=== Section Start ===

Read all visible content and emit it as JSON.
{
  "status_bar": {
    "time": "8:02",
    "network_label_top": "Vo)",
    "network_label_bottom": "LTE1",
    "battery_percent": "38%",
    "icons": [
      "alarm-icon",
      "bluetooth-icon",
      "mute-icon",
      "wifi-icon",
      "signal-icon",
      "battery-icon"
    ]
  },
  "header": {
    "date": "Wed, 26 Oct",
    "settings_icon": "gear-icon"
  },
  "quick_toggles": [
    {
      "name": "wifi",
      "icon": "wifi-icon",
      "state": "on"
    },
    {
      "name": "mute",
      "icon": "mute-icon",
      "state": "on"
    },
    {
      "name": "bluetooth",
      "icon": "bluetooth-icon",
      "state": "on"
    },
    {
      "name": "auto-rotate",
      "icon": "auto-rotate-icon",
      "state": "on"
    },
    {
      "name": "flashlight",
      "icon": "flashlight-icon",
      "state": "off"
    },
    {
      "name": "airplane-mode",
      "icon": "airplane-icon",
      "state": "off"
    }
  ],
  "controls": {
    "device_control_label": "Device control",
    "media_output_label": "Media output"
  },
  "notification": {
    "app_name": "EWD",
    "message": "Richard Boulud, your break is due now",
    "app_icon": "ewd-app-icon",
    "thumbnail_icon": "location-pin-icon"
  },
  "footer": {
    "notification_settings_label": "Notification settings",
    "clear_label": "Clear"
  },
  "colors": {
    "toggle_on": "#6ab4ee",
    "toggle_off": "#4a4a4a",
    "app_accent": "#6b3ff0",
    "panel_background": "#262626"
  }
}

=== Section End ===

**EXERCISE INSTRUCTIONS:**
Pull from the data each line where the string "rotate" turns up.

**SOLUTION TO THIS PROBLEM:**
      "name": "auto-rotate",
      "icon": "auto-rotate-icon",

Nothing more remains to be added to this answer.